Exercise objective:
Within the data below, count the lines that include the word "over". Provide the number and nothing further.
Data provided Start Marker
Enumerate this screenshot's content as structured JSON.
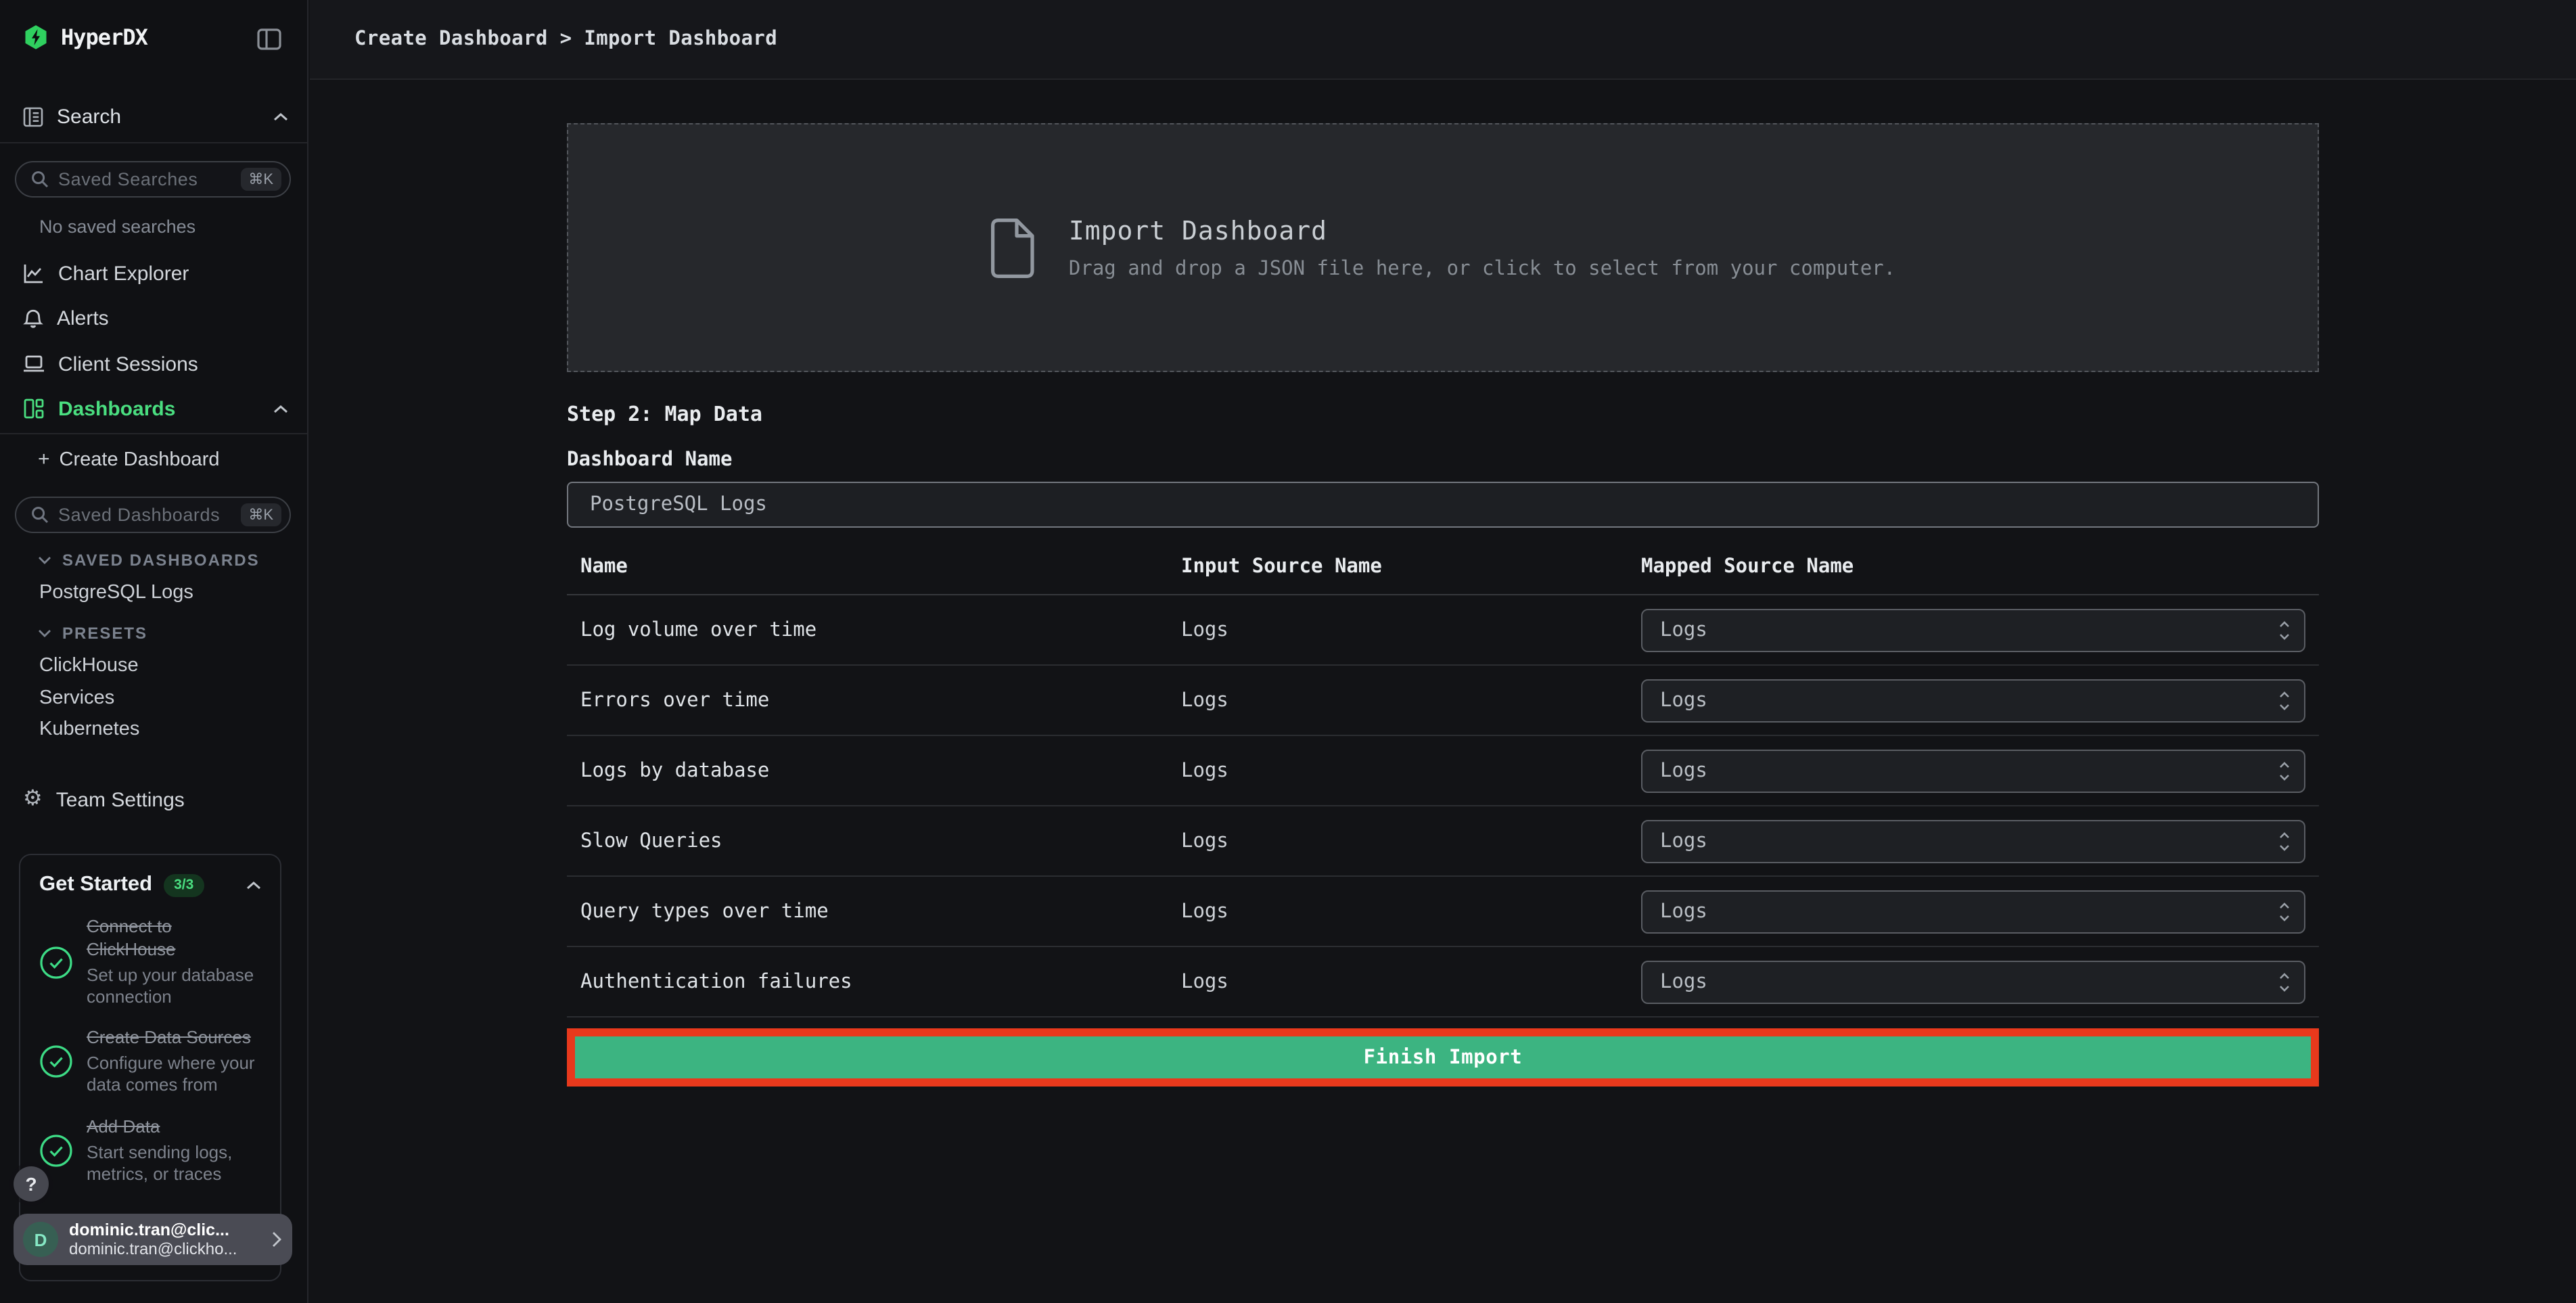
{
  "app": {
    "name": "HyperDX"
  },
  "topbar": {
    "breadcrumb": "Create Dashboard > Import Dashboard"
  },
  "sidebar": {
    "search_section_label": "Search",
    "saved_searches": {
      "placeholder": "Saved Searches",
      "shortcut": "⌘K"
    },
    "no_saved_searches": "No saved searches",
    "nav": [
      {
        "label": "Chart Explorer"
      },
      {
        "label": "Alerts"
      },
      {
        "label": "Client Sessions"
      },
      {
        "label": "Dashboards"
      }
    ],
    "create_dashboard_label": "Create Dashboard",
    "create_dashboard_plus": "+",
    "saved_dashboards_search": {
      "placeholder": "Saved Dashboards",
      "shortcut": "⌘K"
    },
    "saved_dashboards_header": "SAVED DASHBOARDS",
    "saved_dashboards": [
      {
        "label": "PostgreSQL Logs"
      }
    ],
    "presets_header": "PRESETS",
    "presets": [
      {
        "label": "ClickHouse"
      },
      {
        "label": "Services"
      },
      {
        "label": "Kubernetes"
      }
    ],
    "team_settings_label": "Team Settings",
    "gear_glyph": "⚙"
  },
  "get_started": {
    "title": "Get Started",
    "badge": "3/3",
    "items": [
      {
        "title": "Connect to ClickHouse",
        "description": "Set up your database connection"
      },
      {
        "title": "Create Data Sources",
        "description": "Configure where your data comes from"
      },
      {
        "title": "Add Data",
        "description": "Start sending logs, metrics, or traces"
      }
    ]
  },
  "user": {
    "help_label": "?",
    "avatar_initial": "D",
    "name": "dominic.tran@clic...",
    "email": "dominic.tran@clickho..."
  },
  "import": {
    "dropzone": {
      "title": "Import Dashboard",
      "subtitle": "Drag and drop a JSON file here, or click to select from your computer."
    },
    "step_label": "Step 2: Map Data",
    "dashboard_name_label": "Dashboard Name",
    "dashboard_name_value": "PostgreSQL Logs",
    "table": {
      "columns": [
        "Name",
        "Input Source Name",
        "Mapped Source Name"
      ],
      "rows": [
        {
          "name": "Log volume over time",
          "input_source": "Logs",
          "mapped_source": "Logs"
        },
        {
          "name": "Errors over time",
          "input_source": "Logs",
          "mapped_source": "Logs"
        },
        {
          "name": "Logs by database",
          "input_source": "Logs",
          "mapped_source": "Logs"
        },
        {
          "name": "Slow Queries",
          "input_source": "Logs",
          "mapped_source": "Logs"
        },
        {
          "name": "Query types over time",
          "input_source": "Logs",
          "mapped_source": "Logs"
        },
        {
          "name": "Authentication failures",
          "input_source": "Logs",
          "mapped_source": "Logs"
        }
      ]
    },
    "finish_button_label": "Finish Import"
  },
  "colors": {
    "accent_green": "#4ade80",
    "button_green": "#3cb481",
    "annotation_red": "#e8391c",
    "logo_green": "#2fd05f",
    "background": "#121316"
  }
}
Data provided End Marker
Written solution:
3